Ciechanow is a middle-sized town in the Masovian Voivodeship, located approximately 100 km from Warsaw. It is a place with a rich past and interesting monuments; hence, it is of attraction to history enthusiasts. Ciechanow is also famous for its great cyclical events, which are held here from April to December.
Ciechanow is a beautiful listed town. While in here, you should visit: ruins of the castle of Masovian Dukes from the 14th century, Farska Hill from the 11th century, parish church (16th century), town hall from 1844 and a new Jewish cemetery established in the end of the 19th century.
Other town’s attractions are: the water tower, Museum of Masovian Nobility and the main building of the German district from the WW2, i.e. Krzywa Hala.
Apart from numerous monuments, Ciechanow is famous for its great cyclical events. Worth going for are especially: Easter Concerts (April), European Picnic (May), Kupala Night (June/July), Nobility Foray (September) as well as Dionizje theatre festival (September).
Ciechanow is a town and seat of the county in the Masovian Voivodeship, by the Lydynia river. It lies 100 km north from Warsaw and is populated by approximately 45 500 people.
Ciechanow has a good transport connection with many towns and cities. There are two country roads (50 and 60), three voivodeship roads (615, 616, 617) and the E-65 railway line (Warsaw-Gdynia) running through the town.
Archaeological research conducted in Ciechanow prove that in the terrains of the town there used to be a tiny settlement already in between the 7th and 10th century. However, the first written records about Ciechanow are from 1065; the town was mentioned in the document issued by Bolesław II the Generous. Due to its strategic location, Ciechanow constituted a defence centre in north Masovia and because of that was many times attacked by Pomeranians, Prussians, Lithuanians and the Teutonic Knights.
The date of Ciechanow’s gaining town rights still remains an unresolved issue. According to most historians Ciechanow could have had town rights already in the half of the 14th century, since a document from 1375 claims that the town had Chelm rights at that time.
A golden age for the town lasted from the 14th to 16th century. At that time the number of its inhabitants totalled 5 thousand, Ciechanow merchants traded even with the distant towns and there were big fairs and conventions of knights held here. In the end of the 14th century a building of the castle began and in the mid 15th century – the erection of the church and monastery (currently the church of St. Thecla). In 1526 Ciechanow was annexed to the Crown of the Kingdom of Poland. The town and the neighbouring terrains were given to Queen Bona as a wedding gift. She had a great impact on the town’s further development.

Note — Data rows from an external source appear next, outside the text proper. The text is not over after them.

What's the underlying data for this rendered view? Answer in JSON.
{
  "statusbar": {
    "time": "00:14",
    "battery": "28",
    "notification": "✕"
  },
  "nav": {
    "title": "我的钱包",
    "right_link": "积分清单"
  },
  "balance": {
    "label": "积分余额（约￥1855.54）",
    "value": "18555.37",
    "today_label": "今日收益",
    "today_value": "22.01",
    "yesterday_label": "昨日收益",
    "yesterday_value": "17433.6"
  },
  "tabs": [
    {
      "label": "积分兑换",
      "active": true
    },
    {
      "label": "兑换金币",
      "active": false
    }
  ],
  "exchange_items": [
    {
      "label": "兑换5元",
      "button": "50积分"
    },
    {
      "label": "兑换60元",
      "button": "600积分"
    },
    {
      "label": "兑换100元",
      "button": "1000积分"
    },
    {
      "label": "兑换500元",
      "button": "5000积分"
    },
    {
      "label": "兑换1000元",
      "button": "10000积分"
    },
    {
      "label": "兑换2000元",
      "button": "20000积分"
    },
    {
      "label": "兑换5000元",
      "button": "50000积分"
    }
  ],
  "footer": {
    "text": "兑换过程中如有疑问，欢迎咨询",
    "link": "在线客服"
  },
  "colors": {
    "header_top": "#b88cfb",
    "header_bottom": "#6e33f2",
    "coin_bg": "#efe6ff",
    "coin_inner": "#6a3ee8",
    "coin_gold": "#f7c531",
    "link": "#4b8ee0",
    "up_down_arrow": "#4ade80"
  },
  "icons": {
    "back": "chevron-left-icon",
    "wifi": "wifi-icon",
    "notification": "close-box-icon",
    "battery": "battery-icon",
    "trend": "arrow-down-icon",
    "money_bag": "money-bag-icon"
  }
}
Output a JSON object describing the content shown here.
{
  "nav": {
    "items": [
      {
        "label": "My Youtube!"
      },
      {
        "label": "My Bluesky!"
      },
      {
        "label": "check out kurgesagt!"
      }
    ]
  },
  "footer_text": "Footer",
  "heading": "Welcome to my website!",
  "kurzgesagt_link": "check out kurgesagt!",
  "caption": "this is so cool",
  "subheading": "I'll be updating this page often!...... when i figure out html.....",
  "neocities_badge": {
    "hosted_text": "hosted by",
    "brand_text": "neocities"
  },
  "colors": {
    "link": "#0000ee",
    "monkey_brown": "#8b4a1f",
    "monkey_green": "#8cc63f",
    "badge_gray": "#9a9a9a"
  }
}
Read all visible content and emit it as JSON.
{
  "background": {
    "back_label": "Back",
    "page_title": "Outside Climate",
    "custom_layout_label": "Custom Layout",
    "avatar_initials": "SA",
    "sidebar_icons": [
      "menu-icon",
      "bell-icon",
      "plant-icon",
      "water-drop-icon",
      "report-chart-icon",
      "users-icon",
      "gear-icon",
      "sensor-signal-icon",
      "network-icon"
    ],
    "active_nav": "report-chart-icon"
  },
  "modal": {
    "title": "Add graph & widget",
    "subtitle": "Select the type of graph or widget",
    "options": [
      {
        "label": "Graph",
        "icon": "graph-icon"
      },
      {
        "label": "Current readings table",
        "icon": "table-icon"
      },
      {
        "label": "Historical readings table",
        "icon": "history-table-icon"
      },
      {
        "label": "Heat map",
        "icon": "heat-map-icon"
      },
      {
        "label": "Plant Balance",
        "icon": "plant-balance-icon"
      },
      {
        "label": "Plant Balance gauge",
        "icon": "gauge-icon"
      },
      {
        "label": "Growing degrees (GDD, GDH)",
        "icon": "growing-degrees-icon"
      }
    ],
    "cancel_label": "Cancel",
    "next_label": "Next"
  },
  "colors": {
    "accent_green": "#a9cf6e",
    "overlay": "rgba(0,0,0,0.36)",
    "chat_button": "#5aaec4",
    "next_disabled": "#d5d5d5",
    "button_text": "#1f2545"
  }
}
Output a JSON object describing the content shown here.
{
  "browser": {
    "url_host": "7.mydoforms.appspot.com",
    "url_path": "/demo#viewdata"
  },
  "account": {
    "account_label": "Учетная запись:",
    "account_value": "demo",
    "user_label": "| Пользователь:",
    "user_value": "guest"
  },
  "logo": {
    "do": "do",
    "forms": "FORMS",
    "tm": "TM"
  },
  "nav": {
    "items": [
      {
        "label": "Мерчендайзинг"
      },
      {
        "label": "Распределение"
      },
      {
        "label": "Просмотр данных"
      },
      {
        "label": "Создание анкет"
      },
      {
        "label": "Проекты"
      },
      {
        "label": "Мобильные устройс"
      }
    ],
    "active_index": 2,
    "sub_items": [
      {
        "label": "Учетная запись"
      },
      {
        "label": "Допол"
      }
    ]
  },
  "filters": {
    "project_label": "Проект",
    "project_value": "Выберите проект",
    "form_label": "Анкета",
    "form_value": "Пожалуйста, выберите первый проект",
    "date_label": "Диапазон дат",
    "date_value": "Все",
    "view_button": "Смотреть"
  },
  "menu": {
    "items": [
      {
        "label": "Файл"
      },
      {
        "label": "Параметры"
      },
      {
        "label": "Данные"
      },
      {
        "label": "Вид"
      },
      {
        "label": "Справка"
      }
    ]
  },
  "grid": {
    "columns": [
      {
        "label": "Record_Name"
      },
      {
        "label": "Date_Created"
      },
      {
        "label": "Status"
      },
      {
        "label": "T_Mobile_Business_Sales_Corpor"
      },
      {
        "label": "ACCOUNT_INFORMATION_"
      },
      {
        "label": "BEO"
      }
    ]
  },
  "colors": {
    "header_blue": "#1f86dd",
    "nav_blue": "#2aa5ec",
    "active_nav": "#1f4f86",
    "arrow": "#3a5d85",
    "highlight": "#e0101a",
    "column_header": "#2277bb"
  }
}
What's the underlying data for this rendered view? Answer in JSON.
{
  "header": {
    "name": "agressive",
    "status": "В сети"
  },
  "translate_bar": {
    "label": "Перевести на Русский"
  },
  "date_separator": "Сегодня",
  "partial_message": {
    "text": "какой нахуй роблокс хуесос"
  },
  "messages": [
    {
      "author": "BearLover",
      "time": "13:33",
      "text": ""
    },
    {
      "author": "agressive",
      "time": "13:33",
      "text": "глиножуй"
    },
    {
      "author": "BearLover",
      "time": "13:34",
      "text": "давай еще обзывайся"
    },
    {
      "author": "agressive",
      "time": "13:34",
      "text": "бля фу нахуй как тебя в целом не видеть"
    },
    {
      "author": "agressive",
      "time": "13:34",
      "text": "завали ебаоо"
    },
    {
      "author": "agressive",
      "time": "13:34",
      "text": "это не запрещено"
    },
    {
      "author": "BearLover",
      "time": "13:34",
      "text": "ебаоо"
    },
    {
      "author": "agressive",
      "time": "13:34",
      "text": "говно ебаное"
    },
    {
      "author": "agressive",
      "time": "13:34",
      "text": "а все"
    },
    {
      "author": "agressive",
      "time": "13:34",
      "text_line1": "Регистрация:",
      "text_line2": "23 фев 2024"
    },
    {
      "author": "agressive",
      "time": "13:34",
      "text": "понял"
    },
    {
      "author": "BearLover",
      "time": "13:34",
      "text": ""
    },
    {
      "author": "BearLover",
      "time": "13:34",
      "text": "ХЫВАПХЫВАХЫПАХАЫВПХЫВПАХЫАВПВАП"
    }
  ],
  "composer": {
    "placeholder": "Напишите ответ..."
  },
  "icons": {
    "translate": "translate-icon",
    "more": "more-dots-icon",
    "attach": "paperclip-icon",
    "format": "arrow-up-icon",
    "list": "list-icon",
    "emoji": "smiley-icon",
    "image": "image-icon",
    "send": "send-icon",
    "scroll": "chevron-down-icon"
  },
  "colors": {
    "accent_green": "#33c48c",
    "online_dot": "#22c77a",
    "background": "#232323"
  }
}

In the 17th century the town began to fall into decay, which was caused by the Deluge and numerous fires. After the second partition of Poland, the town became a seat of the voivodeship and after the third partition it was again a provincial town in Przasnysz County.
In the 19th century Ciechanow’s inhabitants actively fought for freedom. Many insurgency-related fights were held here. With the end of the century came economic revival. Ciechanow became a seat of the county, a steam brewery and a sugar refinery were built and in 1877 the Vistula River Railroad’s station was opened here.
The outbreak of the WW1 hindered the town’s development. In 1915 there was a German-Russian frontline near Ciechanow. The Second World War also brought many damages. On the night from 3 to 4 September 1939 the town was taken by Germans and joined to the Third Reich under the name Zichenau. Polish and Jewish communities were exterminated, three labour camps were built and thousands of the town’s inhabitants were transported elsewhere or shot dead.
On the night from 15 to 16 January 1945 Nazis arrested and shot dead approximately 100 men, whom they suspected of collaboration with the underworld. The next day the town was taken by the Red Army. After the war Ciechanow quickly recovered and started to develop.